Inguinal hernia repair is one of the most commonly performed general surgery operations. However, to date, the ideal surgical approach for inguinal hernia surgery. The investigators theref...
A protrusion of abdominal structures through the retaining ABDOMINAL WALL. It involves two parts: an opening in the abdominal wall, and a hernia sac consisting of PERITONEUM and abdominal contents. Abdominal hernias include groin hernia (HERNIA, FEMORAL; HERNIA, INGUINAL) and VENTRAL HERNIA.
A pelvic hernia through the obturator foramen, a large aperture in the hip bone normally covered by a membrane. Obturator hernia can lead to intestinal incarceration and INTESTINAL OBSTRUCTION.

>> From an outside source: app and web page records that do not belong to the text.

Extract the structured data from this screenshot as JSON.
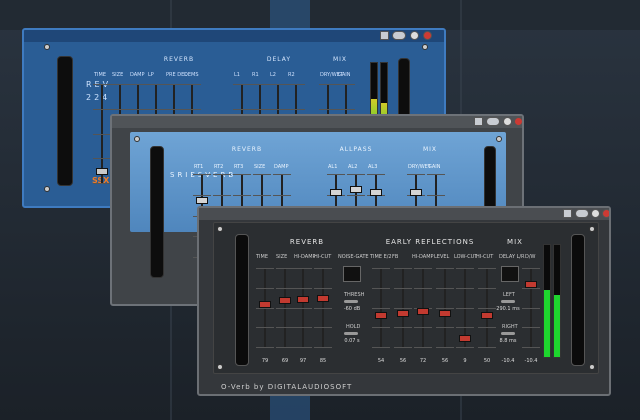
{
  "colors": {
    "rev_blue": "#2a5d95",
    "sries_blue": "#5d93c7",
    "oxverb_dark": "#2e3135",
    "accent_orange": "#f47b20",
    "meter_green": "#1ed52e",
    "led_red": "#ff3b2f"
  },
  "icons": {
    "window_buttons": [
      "minimize-icon",
      "link-icon",
      "play-icon",
      "close-icon"
    ]
  },
  "rev224": {
    "vertical_label": "REV 224",
    "badge": "SSX",
    "sections": {
      "reverb": "REVERB",
      "delay": "DELAY",
      "mix": "MIX"
    },
    "faders": [
      {
        "label": "TIME",
        "level": 0.1
      },
      {
        "label": "SIZE",
        "level": 0.1
      },
      {
        "label": "DAMP",
        "level": 0.1
      },
      {
        "label": "LP",
        "level": 0.1
      },
      {
        "label": "PRE DEL",
        "level": 0.15
      },
      {
        "label": "DEMS",
        "level": 0.15
      },
      {
        "label": "L1",
        "level": 0.1
      },
      {
        "label": "R1",
        "level": 0.1
      },
      {
        "label": "L2",
        "level": 0.1
      },
      {
        "label": "R2",
        "level": 0.1
      },
      {
        "label": "DRY/WET",
        "level": 0.1
      },
      {
        "label": "GAIN",
        "level": 0.1
      }
    ],
    "meters": [
      0.55,
      0.5
    ]
  },
  "sries": {
    "vertical_label": "SRIESVERB",
    "sections": {
      "reverb": "REVERB",
      "allpass": "ALLPASS",
      "mix": "MIX"
    },
    "faders": [
      {
        "label": "RT1",
        "level": 0.7
      },
      {
        "label": "RT2",
        "level": 0.3
      },
      {
        "label": "RT3",
        "level": 0.5
      },
      {
        "label": "SIZE",
        "level": 0.4
      },
      {
        "label": "DAMP",
        "level": 0.3
      },
      {
        "label": "AL1",
        "level": 0.8
      },
      {
        "label": "AL2",
        "level": 0.85
      },
      {
        "label": "AL3",
        "level": 0.8
      },
      {
        "label": "DRY/WET",
        "level": 0.8
      },
      {
        "label": "GAIN",
        "level": 0.5
      }
    ]
  },
  "oxverb": {
    "footer": "O-Verb by DIGITALAUDIOSOFT",
    "sections": {
      "reverb": "REVERB",
      "early": "EARLY REFLECTIONS",
      "mix": "MIX"
    },
    "reverb_faders": [
      {
        "label": "TIME",
        "value": "79",
        "level": 0.55
      },
      {
        "label": "SIZE",
        "value": "69",
        "level": 0.6
      },
      {
        "label": "HI-DAMP",
        "value": "97",
        "level": 0.62
      },
      {
        "label": "HI-CUT",
        "value": "85",
        "level": 0.63
      }
    ],
    "noise_gate": {
      "label": "NOISE-GATE",
      "thresh_label": "THRESH",
      "thresh_value": "-60 dB",
      "hold_label": "HOLD",
      "hold_value": "0.07 s"
    },
    "early_faders": [
      {
        "label": "TIME E/2",
        "value": "54",
        "level": 0.4
      },
      {
        "label": "FB",
        "value": "56",
        "level": 0.42
      },
      {
        "label": "HI-DAMP",
        "value": "72",
        "level": 0.45
      },
      {
        "label": "LEVEL",
        "value": "56",
        "level": 0.42
      },
      {
        "label": "LOW-CUT",
        "value": "9",
        "level": 0.08
      },
      {
        "label": "HI-CUT",
        "value": "50",
        "level": 0.4
      }
    ],
    "mix": {
      "delay_label": "DELAY L/R",
      "dw_label": "D/W",
      "left_label": "LEFT",
      "left_value": "290.1 ms",
      "right_label": "RIGHT",
      "right_value": "8.8 ms",
      "out_values": [
        "-10.4",
        "-10.4"
      ],
      "dw_level": 0.82
    },
    "meters": [
      0.6,
      0.55
    ]
  }
}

A groin hernia occurring inferior to the inguinal ligament and medial to the FEMORAL VEIN and FEMORAL ARTERY. The femoral hernia sac has a small neck but may enlarge considerably when it enters the subcutaneous tissue of the thigh. It is caused by defects in the ABDOMINAL WALL.
A hernia caused by weakness of the anterior ABDOMINAL WALL due to midline defects, previous incisions, or increased intra-abdominal pressure. Ventral hernias include UMBILICAL HERNIA, incisional, epigastric, and spigelian hernias.
A HERNIA due to an imperfect closure or weakness of the umbilical ring. It appears as a skin-covered protrusion at the UMBILICUS during crying, coughing, or straining. The hernia generally consists of OMENTUM or SMALL INTESTINE. The vast majority of umbilical hernias are congenital but can be acquired due to severe abdominal distention.